* To do *
Among the entries below, find every line that contains the string "JSON", then copy it.

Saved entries
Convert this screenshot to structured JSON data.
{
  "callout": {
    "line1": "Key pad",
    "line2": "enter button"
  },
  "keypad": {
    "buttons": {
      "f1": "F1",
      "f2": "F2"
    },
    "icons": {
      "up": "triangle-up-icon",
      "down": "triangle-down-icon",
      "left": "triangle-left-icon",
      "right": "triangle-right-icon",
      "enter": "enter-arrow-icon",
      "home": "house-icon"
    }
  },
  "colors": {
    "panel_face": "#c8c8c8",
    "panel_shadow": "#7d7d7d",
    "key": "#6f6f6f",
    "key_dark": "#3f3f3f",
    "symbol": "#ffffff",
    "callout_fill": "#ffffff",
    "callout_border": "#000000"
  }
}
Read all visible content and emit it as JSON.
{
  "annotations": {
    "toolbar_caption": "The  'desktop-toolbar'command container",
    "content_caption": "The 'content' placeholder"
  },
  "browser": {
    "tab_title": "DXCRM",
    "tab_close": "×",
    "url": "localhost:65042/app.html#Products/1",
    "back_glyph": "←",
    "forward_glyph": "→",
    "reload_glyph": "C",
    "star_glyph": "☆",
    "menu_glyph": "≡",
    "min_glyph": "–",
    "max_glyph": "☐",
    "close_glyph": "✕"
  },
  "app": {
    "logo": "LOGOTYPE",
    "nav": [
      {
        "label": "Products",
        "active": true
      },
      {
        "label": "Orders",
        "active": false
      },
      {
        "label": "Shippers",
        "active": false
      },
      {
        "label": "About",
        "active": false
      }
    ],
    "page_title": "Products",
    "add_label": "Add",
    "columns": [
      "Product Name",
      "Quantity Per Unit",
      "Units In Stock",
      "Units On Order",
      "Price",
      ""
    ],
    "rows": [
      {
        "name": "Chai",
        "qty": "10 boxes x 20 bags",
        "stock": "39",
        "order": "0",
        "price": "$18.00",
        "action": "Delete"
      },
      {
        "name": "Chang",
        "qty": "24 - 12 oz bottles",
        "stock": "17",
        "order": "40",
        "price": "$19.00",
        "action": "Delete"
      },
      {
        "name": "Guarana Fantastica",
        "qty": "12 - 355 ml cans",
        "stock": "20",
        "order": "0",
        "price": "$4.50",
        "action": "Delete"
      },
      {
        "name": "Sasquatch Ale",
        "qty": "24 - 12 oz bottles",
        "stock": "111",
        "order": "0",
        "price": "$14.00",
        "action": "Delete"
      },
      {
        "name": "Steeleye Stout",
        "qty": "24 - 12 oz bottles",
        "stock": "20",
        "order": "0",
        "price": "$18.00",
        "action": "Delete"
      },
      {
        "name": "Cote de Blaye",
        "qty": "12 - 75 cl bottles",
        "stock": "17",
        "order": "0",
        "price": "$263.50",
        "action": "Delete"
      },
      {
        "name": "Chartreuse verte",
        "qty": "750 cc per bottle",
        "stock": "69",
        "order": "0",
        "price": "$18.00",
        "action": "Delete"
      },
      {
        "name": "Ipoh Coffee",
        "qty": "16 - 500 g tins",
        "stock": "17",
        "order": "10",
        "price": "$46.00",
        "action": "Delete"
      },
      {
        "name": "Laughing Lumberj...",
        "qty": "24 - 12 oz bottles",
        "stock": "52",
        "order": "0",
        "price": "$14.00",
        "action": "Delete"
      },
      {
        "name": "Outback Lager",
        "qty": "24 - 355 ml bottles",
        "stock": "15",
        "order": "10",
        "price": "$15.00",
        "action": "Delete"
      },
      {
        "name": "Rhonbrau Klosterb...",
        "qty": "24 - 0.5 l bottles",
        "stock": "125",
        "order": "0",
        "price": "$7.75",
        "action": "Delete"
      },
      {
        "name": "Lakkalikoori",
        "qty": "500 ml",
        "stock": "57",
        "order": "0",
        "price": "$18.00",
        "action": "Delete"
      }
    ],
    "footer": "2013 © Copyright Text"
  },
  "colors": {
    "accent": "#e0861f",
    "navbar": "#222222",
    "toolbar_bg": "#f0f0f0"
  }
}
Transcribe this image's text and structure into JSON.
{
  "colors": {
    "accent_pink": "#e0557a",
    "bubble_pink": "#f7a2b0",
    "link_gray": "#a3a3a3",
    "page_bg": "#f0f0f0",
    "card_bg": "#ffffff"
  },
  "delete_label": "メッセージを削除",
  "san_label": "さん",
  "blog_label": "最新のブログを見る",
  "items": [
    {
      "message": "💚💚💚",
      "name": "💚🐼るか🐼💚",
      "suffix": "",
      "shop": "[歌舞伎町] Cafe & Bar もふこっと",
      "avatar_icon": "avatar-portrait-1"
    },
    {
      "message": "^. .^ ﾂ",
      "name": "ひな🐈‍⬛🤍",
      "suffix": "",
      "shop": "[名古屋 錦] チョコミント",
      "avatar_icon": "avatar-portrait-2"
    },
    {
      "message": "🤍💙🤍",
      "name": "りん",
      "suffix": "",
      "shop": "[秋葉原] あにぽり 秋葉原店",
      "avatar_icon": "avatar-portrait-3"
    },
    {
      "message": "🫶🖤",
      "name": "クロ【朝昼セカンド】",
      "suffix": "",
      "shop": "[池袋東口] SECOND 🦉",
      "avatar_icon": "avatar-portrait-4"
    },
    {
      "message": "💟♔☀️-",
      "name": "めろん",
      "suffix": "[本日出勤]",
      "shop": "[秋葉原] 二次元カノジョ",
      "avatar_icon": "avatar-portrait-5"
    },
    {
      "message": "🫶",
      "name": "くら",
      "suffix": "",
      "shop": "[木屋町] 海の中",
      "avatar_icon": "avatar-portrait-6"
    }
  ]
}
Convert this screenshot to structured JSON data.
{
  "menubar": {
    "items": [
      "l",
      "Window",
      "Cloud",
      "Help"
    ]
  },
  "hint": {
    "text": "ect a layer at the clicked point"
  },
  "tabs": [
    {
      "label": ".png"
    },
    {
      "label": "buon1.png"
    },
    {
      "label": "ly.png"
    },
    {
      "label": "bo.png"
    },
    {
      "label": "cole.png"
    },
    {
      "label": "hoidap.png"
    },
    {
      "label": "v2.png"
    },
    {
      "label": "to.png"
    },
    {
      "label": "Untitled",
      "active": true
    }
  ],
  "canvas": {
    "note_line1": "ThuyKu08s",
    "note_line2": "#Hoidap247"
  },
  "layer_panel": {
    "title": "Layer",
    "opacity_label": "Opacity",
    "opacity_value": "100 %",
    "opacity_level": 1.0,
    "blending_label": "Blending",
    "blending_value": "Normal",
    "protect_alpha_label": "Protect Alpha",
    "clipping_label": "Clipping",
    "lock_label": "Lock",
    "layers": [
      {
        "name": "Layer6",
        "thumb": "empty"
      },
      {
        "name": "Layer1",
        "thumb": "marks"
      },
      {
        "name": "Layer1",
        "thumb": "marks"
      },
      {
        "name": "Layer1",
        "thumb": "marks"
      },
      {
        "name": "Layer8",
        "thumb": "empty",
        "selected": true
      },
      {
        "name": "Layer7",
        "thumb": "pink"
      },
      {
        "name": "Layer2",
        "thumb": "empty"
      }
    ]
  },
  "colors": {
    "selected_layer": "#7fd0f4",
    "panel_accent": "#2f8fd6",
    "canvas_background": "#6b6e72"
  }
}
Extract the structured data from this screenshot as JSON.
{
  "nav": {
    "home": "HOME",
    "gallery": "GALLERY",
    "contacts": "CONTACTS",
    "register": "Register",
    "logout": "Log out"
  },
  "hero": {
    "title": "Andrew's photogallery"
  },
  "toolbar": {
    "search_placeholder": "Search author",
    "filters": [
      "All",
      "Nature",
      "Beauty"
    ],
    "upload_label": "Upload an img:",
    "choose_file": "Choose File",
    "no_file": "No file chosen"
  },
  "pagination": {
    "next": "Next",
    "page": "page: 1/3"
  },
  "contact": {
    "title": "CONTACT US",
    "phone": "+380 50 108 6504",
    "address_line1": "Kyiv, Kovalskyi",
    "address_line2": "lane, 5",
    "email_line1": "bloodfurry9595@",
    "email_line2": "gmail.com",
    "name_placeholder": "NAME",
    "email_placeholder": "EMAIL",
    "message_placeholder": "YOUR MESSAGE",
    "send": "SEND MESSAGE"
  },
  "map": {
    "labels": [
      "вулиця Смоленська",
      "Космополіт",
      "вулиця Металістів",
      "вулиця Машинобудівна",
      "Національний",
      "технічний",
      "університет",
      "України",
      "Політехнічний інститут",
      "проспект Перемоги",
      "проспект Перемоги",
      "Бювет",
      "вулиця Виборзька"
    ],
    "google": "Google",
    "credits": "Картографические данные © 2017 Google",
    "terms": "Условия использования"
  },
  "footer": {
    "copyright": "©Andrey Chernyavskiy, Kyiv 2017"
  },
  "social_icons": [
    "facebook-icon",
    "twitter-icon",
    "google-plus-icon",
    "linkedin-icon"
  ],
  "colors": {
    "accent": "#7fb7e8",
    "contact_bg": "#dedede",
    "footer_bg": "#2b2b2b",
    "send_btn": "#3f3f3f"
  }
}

* Result below *
Convert this screenshot to structured JSON data.
Read all visible content and emit it as JSON.
Transcribe this image's text and structure into JSON.
Convert this screenshot to structured JSON data.
Extract the structured data from this screenshot as JSON.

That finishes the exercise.